RECORDS FOR PROCESSING:
· · ·
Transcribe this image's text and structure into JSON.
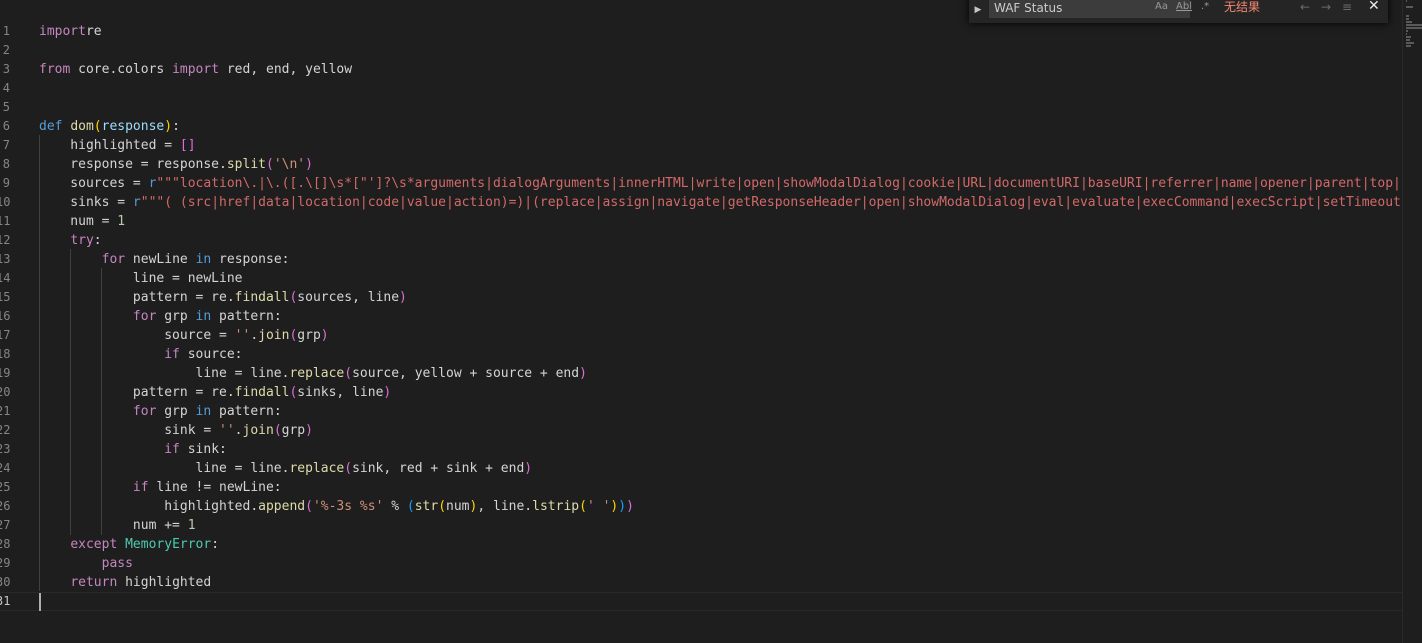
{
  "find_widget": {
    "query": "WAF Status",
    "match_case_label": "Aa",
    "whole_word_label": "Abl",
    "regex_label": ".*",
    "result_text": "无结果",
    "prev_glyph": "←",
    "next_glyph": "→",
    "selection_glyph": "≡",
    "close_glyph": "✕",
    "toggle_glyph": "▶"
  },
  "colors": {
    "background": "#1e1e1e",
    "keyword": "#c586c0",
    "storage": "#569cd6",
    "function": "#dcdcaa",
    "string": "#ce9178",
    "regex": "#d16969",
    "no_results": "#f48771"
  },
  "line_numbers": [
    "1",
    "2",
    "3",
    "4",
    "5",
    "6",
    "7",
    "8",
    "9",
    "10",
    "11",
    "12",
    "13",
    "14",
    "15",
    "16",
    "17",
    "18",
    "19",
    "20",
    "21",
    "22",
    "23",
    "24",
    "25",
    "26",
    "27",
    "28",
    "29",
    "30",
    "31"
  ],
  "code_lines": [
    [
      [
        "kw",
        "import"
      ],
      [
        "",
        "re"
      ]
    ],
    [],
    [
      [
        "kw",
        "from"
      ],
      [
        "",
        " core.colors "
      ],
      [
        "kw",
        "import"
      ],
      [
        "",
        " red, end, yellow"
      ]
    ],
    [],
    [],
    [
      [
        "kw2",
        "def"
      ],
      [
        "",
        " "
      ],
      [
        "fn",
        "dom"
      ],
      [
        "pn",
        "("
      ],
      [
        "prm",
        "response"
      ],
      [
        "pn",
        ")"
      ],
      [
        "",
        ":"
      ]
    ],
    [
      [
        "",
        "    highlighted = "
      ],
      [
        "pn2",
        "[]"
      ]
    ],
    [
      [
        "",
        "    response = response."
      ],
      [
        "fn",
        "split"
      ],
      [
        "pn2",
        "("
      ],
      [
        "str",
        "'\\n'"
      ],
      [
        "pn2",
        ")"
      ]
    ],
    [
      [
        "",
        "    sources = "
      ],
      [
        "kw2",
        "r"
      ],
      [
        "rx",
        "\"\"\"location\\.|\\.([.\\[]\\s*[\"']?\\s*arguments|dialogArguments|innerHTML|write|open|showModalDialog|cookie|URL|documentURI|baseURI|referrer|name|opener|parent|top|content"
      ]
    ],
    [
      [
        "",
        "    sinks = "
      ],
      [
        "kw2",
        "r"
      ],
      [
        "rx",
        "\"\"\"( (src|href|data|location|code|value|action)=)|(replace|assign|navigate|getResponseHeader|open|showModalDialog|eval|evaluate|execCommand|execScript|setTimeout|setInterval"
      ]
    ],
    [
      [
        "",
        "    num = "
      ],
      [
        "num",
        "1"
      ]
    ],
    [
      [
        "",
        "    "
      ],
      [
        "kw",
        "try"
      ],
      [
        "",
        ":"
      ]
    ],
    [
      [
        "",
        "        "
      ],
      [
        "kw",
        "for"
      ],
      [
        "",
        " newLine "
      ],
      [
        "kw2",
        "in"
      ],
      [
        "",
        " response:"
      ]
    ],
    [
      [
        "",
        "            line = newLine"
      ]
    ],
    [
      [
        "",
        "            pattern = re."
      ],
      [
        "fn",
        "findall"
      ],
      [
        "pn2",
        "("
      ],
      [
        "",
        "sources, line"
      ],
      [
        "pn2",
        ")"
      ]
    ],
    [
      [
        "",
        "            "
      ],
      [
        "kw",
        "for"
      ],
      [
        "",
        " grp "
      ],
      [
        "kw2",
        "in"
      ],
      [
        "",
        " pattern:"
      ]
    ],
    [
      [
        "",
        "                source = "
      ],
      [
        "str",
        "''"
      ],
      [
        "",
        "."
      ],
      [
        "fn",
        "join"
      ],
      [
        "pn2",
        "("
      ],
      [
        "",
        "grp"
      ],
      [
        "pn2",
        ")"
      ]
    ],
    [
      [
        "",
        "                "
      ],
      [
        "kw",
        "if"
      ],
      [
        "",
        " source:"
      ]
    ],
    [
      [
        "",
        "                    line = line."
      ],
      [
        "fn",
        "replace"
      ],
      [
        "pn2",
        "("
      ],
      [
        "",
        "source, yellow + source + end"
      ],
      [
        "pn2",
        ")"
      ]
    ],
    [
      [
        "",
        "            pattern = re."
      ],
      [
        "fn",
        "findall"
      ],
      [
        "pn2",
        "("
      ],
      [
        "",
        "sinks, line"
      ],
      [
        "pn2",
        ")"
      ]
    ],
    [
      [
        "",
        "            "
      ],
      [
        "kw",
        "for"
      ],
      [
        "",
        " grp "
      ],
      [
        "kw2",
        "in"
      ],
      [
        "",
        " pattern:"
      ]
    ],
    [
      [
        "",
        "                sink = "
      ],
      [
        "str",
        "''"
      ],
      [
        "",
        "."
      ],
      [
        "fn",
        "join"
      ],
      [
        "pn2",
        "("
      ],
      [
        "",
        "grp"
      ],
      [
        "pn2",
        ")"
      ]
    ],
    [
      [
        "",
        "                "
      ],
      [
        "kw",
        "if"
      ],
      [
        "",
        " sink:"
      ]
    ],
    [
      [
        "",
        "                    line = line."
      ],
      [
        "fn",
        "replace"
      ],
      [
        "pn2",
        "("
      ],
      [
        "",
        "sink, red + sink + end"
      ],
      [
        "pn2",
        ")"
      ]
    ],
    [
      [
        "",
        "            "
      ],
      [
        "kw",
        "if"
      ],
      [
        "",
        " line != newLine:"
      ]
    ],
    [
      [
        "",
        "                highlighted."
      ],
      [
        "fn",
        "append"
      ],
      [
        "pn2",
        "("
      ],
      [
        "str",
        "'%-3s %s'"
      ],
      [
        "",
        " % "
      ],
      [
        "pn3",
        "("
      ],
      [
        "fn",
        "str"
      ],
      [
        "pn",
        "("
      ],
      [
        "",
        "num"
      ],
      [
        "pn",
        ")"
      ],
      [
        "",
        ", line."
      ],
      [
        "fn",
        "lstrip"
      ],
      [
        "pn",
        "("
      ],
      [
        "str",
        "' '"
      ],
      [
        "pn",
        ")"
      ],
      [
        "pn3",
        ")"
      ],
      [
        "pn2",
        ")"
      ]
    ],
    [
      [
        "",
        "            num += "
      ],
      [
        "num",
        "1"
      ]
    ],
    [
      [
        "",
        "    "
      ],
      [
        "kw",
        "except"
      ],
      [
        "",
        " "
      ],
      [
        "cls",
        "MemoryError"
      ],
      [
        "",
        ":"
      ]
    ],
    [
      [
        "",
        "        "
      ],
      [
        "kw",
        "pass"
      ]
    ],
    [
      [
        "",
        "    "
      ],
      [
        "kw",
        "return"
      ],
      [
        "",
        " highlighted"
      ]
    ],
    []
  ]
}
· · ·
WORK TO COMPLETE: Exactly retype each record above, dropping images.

EXERCISE RESULT:
Transcribe this image's text and structure into JSON.
{
  "find_widget": {
    "query": "WAF Status",
    "match_case_label": "Aa",
    "whole_word_label": "Abl",
    "regex_label": ".*",
    "result_text": "无结果",
    "prev_glyph": "←",
    "next_glyph": "→",
    "selection_glyph": "≡",
    "close_glyph": "✕",
    "toggle_glyph": "▶"
  },
  "colors": {
    "background": "#1e1e1e",
    "keyword": "#c586c0",
    "storage": "#569cd6",
    "function": "#dcdcaa",
    "string": "#ce9178",
    "regex": "#d16969",
    "no_results": "#f48771"
  },
  "line_numbers": [
    "1",
    "2",
    "3",
    "4",
    "5",
    "6",
    "7",
    "8",
    "9",
    "10",
    "11",
    "12",
    "13",
    "14",
    "15",
    "16",
    "17",
    "18",
    "19",
    "20",
    "21",
    "22",
    "23",
    "24",
    "25",
    "26",
    "27",
    "28",
    "29",
    "30",
    "31"
  ],
  "code_lines": [
    [
      [
        "kw",
        "import"
      ],
      [
        "",
        "re"
      ]
    ],
    [],
    [
      [
        "kw",
        "from"
      ],
      [
        "",
        " core.colors "
      ],
      [
        "kw",
        "import"
      ],
      [
        "",
        " red, end, yellow"
      ]
    ],
    [],
    [],
    [
      [
        "kw2",
        "def"
      ],
      [
        "",
        " "
      ],
      [
        "fn",
        "dom"
      ],
      [
        "pn",
        "("
      ],
      [
        "prm",
        "response"
      ],
      [
        "pn",
        ")"
      ],
      [
        "",
        ":"
      ]
    ],
    [
      [
        "",
        "    highlighted = "
      ],
      [
        "pn2",
        "[]"
      ]
    ],
    [
      [
        "",
        "    response = response."
      ],
      [
        "fn",
        "split"
      ],
      [
        "pn2",
        "("
      ],
      [
        "str",
        "'\\n'"
      ],
      [
        "pn2",
        ")"
      ]
    ],
    [
      [
        "",
        "    sources = "
      ],
      [
        "kw2",
        "r"
      ],
      [
        "rx",
        "\"\"\"location\\.|\\.([.\\[]\\s*[\"']?\\s*arguments|dialogArguments|innerHTML|write|open|showModalDialog|cookie|URL|documentURI|baseURI|referrer|name|opener|parent|top|content"
      ]
    ],
    [
      [
        "",
        "    sinks = "
      ],
      [
        "kw2",
        "r"
      ],
      [
        "rx",
        "\"\"\"( (src|href|data|location|code|value|action)=)|(replace|assign|navigate|getResponseHeader|open|showModalDialog|eval|evaluate|execCommand|execScript|setTimeout|setInterval"
      ]
    ],
    [
      [
        "",
        "    num = "
      ],
      [
        "num",
        "1"
      ]
    ],
    [
      [
        "",
        "    "
      ],
      [
        "kw",
        "try"
      ],
      [
        "",
        ":"
      ]
    ],
    [
      [
        "",
        "        "
      ],
      [
        "kw",
        "for"
      ],
      [
        "",
        " newLine "
      ],
      [
        "kw2",
        "in"
      ],
      [
        "",
        " response:"
      ]
    ],
    [
      [
        "",
        "            line = newLine"
      ]
    ],
    [
      [
        "",
        "            pattern = re."
      ],
      [
        "fn",
        "findall"
      ],
      [
        "pn2",
        "("
      ],
      [
        "",
        "sources, line"
      ],
      [
        "pn2",
        ")"
      ]
    ],
    [
      [
        "",
        "            "
      ],
      [
        "kw",
        "for"
      ],
      [
        "",
        " grp "
      ],
      [
        "kw2",
        "in"
      ],
      [
        "",
        " pattern:"
      ]
    ],
    [
      [
        "",
        "                source = "
      ],
      [
        "str",
        "''"
      ],
      [
        "",
        "."
      ],
      [
        "fn",
        "join"
      ],
      [
        "pn2",
        "("
      ],
      [
        "",
        "grp"
      ],
      [
        "pn2",
        ")"
      ]
    ],
    [
      [
        "",
        "                "
      ],
      [
        "kw",
        "if"
      ],
      [
        "",
        " source:"
      ]
    ],
    [
      [
        "",
        "                    line = line."
      ],
      [
        "fn",
        "replace"
      ],
      [
        "pn2",
        "("
      ],
      [
        "",
        "source, yellow + source + end"
      ],
      [
        "pn2",
        ")"
      ]
    ],
    [
      [
        "",
        "            pattern = re."
      ],
      [
        "fn",
        "findall"
      ],
      [
        "pn2",
        "("
      ],
      [
        "",
        "sinks, line"
      ],
      [
        "pn2",
        ")"
      ]
    ],
    [
      [
        "",
        "            "
      ],
      [
        "kw",
        "for"
      ],
      [
        "",
        " grp "
      ],
      [
        "kw2",
        "in"
      ],
      [
        "",
        " pattern:"
      ]
    ],
    [
      [
        "",
        "                sink = "
      ],
      [
        "str",
        "''"
      ],
      [
        "",
        "."
      ],
      [
        "fn",
        "join"
      ],
      [
        "pn2",
        "("
      ],
      [
        "",
        "grp"
      ],
      [
        "pn2",
        ")"
      ]
    ],
    [
      [
        "",
        "                "
      ],
      [
        "kw",
        "if"
      ],
      [
        "",
        " sink:"
      ]
    ],
    [
      [
        "",
        "                    line = line."
      ],
      [
        "fn",
        "replace"
      ],
      [
        "pn2",
        "("
      ],
      [
        "",
        "sink, red + sink + end"
      ],
      [
        "pn2",
        ")"
      ]
    ],
    [
      [
        "",
        "            "
      ],
      [
        "kw",
        "if"
      ],
      [
        "",
        " line != newLine:"
      ]
    ],
    [
      [
        "",
        "                highlighted."
      ],
      [
        "fn",
        "append"
      ],
      [
        "pn2",
        "("
      ],
      [
        "str",
        "'%-3s %s'"
      ],
      [
        "",
        " % "
      ],
      [
        "pn3",
        "("
      ],
      [
        "fn",
        "str"
      ],
      [
        "pn",
        "("
      ],
      [
        "",
        "num"
      ],
      [
        "pn",
        ")"
      ],
      [
        "",
        ", line."
      ],
      [
        "fn",
        "lstrip"
      ],
      [
        "pn",
        "("
      ],
      [
        "str",
        "' '"
      ],
      [
        "pn",
        ")"
      ],
      [
        "pn3",
        ")"
      ],
      [
        "pn2",
        ")"
      ]
    ],
    [
      [
        "",
        "            num += "
      ],
      [
        "num",
        "1"
      ]
    ],
    [
      [
        "",
        "    "
      ],
      [
        "kw",
        "except"
      ],
      [
        "",
        " "
      ],
      [
        "cls",
        "MemoryError"
      ],
      [
        "",
        ":"
      ]
    ],
    [
      [
        "",
        "        "
      ],
      [
        "kw",
        "pass"
      ]
    ],
    [
      [
        "",
        "    "
      ],
      [
        "kw",
        "return"
      ],
      [
        "",
        " highlighted"
      ]
    ],
    []
  ]
}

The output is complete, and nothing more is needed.